The procedural messiness that has surrounded much of the litigation over same-sex marriage manifested itself again in two recent judicial decisions in Arkansas. In Henson v. Walther, (AR Cir. Ct., June 9, 2015), an Arkansas trial court judge held that marriages of same-sex couples performed in the state between May 9 and May 16 are valid. Here is the background:
On May 9, a state trial court held that the state's constitutional ban, and two statutory provisions making same-sex marriages void violate the 14th Amendment's equal protection and due process clauses. However on May 14, the Arkansas Supreme Court pointed out that the trial court had not invalidated a third provision in Arkansas law prohibiting the issuance of marriage licenses to same-sex couples, and had not included language actually enjoining enforcement of the bans on same-sex marriage that it declared unconstitutional. The trial court responded on May 15 by issuing an order nunc pro tunc granting an injunction and including the omitted third statutory provision. The trial court made it all retroactive to May 9, indicating that this had been the original intent in issuing the May 9 decision. (See prior posting.) On May 16, the Arkansas Supreme Court issued an order staying the trial court's order pending appeal.
The Director of the Arkansas Department of Finance and Administration has refused to recognize the validity of same-sex marriages performed between May 9 and May 16, arguing that the trial court lacked authority to make its May 15 ruling retroactive. He directed same-sex couples married during that period to file separate rather than joint tax returns, and refused to permit same-sex spouses to enroll in the state employee health insurance plan.

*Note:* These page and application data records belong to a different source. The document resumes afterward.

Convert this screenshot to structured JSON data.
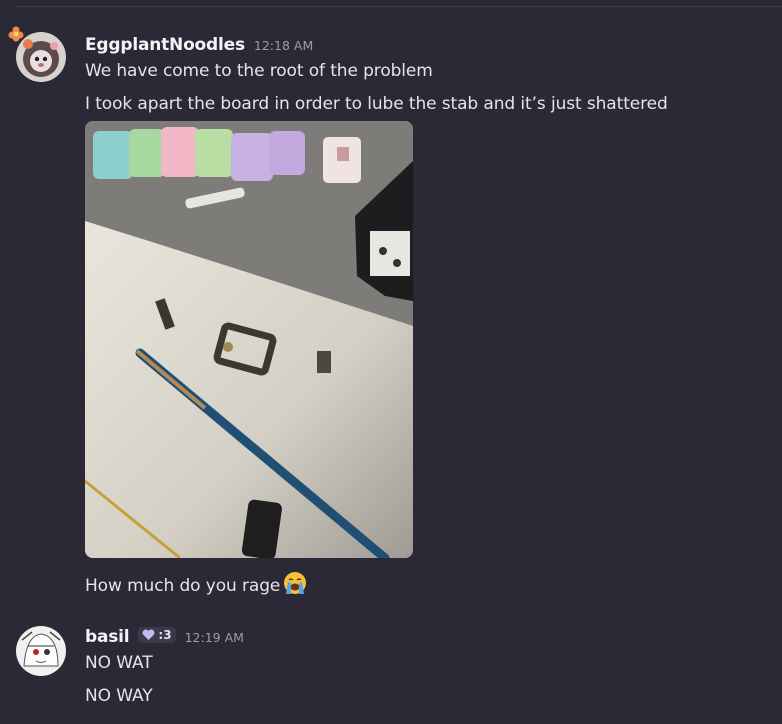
{
  "messages": [
    {
      "username": "EggplantNoodles",
      "timestamp": "12:18 AM",
      "lines": [
        "We have come to the root of the problem",
        "I took apart the board in order to lube the stab and it’s just shattered"
      ],
      "after_image_line": "How much do you rage",
      "emoji": "loudly-crying-face"
    },
    {
      "username": "basil",
      "badge": ":3",
      "badge_icon": "heart-icon",
      "timestamp": "12:19 AM",
      "lines": [
        "NO WAT",
        "NO WAY"
      ]
    }
  ],
  "colors": {
    "background": "#2a2935",
    "username": "#f2f3f5",
    "timestamp": "#9c9ca8",
    "text": "#e4e4ea"
  }
}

In Henson the trial court judge disagreed, asserting that the state Finance Director was acting with "shameless disrespect for fundamental fairness and equality." AP reports on the decision.
Meanwhile an appeal of the underlying same-sex marriage challenge has been pending in the Arkansas Supreme Court for over a year-- bogged down in part by an unusual dispute over who are the proper Supreme Court justices to decide the case. In September 2014, Justice Cliff Hoofman recused himself and the governor appointed Robert W. McCorkindale to serve as special justice in place of Hoofman. The case was briefed and argued before the end of 2014, but the state Supreme Court ended its term without handing down a decision. When the new term began, two new justices had been elected, one of whom was Justice Rhonda Wood who replaced Justice Hoofman. She insisted she had a right to participate in deciding the appeal. In Smith v. Wright, (AR Sup. Ct., May 7, 2015), with Jutice Wood and two other justices recusing themselves and replaced by 3 special justices, the Court held that newly-elected Justice Wood, not the holdover special justice, should participate in deciding the appeal.